- Promoting teeth- and bone health. Vitamin D plays a big role in regulating calcium and maintaining the phosphorus levels in the blood, which are crucial for maintaining healthy bones.
- Supporting immune, brain and nervous system health. Deficiency in Vitamin D has found to be associated with harming the immune function and increasing risk of infection.
- Regulating insulin levels. Vitamin D is thought to help boost insulin sensitivity, which is vital for blood glucose regulation.
- Supporting cardiovascular health and lung function. A deficiency in vitamin D is associated with increased risk of heart failure.
Vitamin D Deficiency
Even though Vitamin D is often called the Sunshine vitamin. About 15 to 20 minutes of exposure to the sun three days per week should be sufficient . However, exposure to the sun rarely provides enough Vitamin D. In places where daily sun-hours are scarce, it is easy to get a Vitamin D deficiency.
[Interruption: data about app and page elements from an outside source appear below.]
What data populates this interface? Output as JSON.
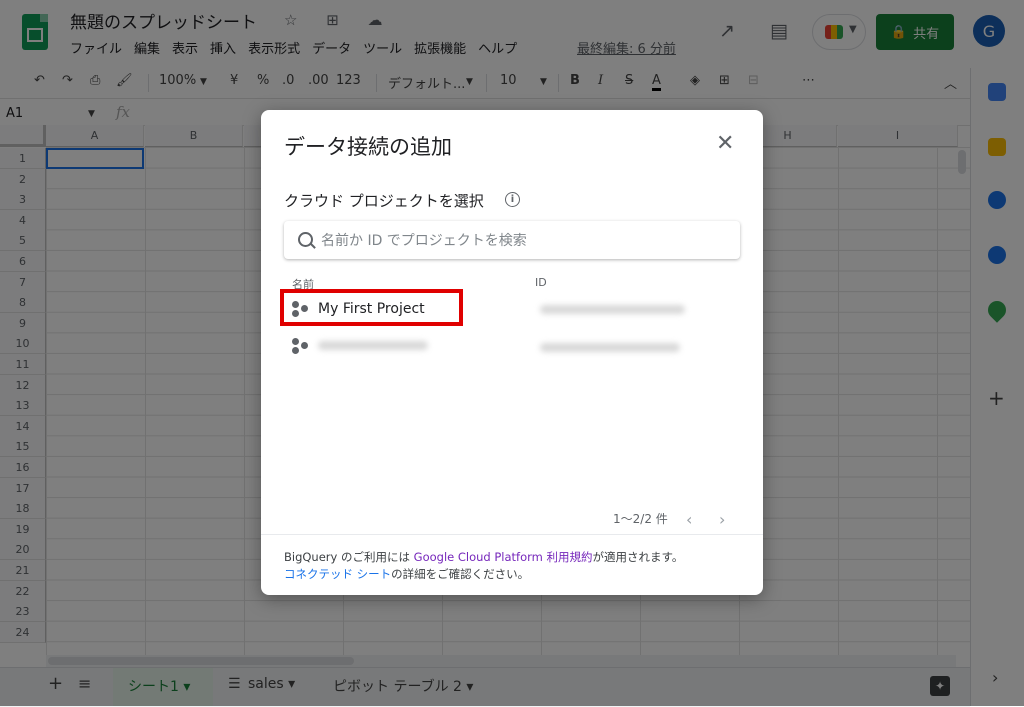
{
  "header": {
    "doc_title": "無題のスプレッドシート",
    "title_icons": "☆ ⊞ ☁",
    "menu": [
      "ファイル",
      "編集",
      "表示",
      "挿入",
      "表示形式",
      "データ",
      "ツール",
      "拡張機能",
      "ヘルプ"
    ],
    "last_edit": "最終編集: 6 分前",
    "share_label": "共有",
    "avatar_letter": "G",
    "icons": [
      "trending-icon",
      "comment-icon",
      "meet-icon",
      "lock-icon"
    ]
  },
  "toolbar": {
    "undo": "↶",
    "redo": "↷",
    "print": "⎙",
    "paint": "🖌",
    "zoom": "100%",
    "currency": "¥",
    "percent": "%",
    "dec_less": ".0",
    "dec_more": ".00",
    "format": "123",
    "font": "デフォルト...",
    "font_size": "10",
    "bold": "B",
    "italic": "I",
    "strike": "S",
    "textcolor": "A",
    "more": "⋯",
    "collapse": "︿"
  },
  "formula_bar": {
    "cell_ref": "A1",
    "fx": "fx"
  },
  "grid": {
    "columns": [
      "A",
      "B",
      "",
      "",
      "",
      "",
      "",
      "H",
      "I"
    ],
    "rows": [
      "1",
      "2",
      "3",
      "4",
      "5",
      "6",
      "7",
      "8",
      "9",
      "10",
      "11",
      "12",
      "13",
      "14",
      "15",
      "16",
      "17",
      "18",
      "19",
      "20",
      "21",
      "22",
      "23",
      "24"
    ]
  },
  "sheet_tabs": {
    "add": "+",
    "all": "≡",
    "tabs": [
      {
        "label": "シート1 ▾",
        "active": true
      },
      {
        "label": "sales ▾",
        "active": false
      },
      {
        "label": "ピボット テーブル 2 ▾",
        "active": false
      }
    ]
  },
  "side_panel": {
    "icons": [
      "calendar-icon",
      "keep-icon",
      "tasks-icon",
      "contacts-icon",
      "maps-icon"
    ],
    "add": "+",
    "expand": "›"
  },
  "dialog": {
    "title": "データ接続の追加",
    "close": "✕",
    "subtitle": "クラウド プロジェクトを選択",
    "info": "i",
    "search_placeholder": "名前か ID でプロジェクトを検索",
    "col_name": "名前",
    "col_id": "ID",
    "projects": [
      {
        "name": "My First Project",
        "highlighted": true
      },
      {
        "name": "",
        "highlighted": false
      }
    ],
    "pager": "1〜2/2 件",
    "prev": "‹",
    "next": "›",
    "terms_1": "BigQuery のご利用には ",
    "terms_link": "Google Cloud Platform 利用規約",
    "terms_2": "が適用されます。",
    "terms_link2": "コネクテッド シート",
    "terms_3": "の詳細をご確認ください。"
  }
}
Around 41% of the U.S. population has a Vitamin D deficiency . Then, it is necessary to obtain extra Vitamin D from your diet and supplements are necessary.
Symptoms of Vitamin D deficiency may include fatigue, bone and back pain, low mood, muscle pain, impaired wound healing, and regular sickness and infection. A deficiency can occur for many reasons:
- Skin type: Darker skin reduces the body’s ability to absorb the ultraviolet radiation rays from the sun, which is essential for the skin to produce Vitamin D.
- Sunscreen & clothing: SPF reduces the body’s ability to absorb sun rays, and reduces the body’s ability to synthesize the vitamin. Covering the skin with clothing can also inhibit Vitamin D production.
- Geographical location: People living in northern countries – as well as areas with high pollution – are exposed less to sunshine and thus Vitamin D.
It is important to get enough Vitamin D, as it helps protecting you against a string of conditions, including heart disease, high blood pressure, diabetes, immune system disorders, and infection .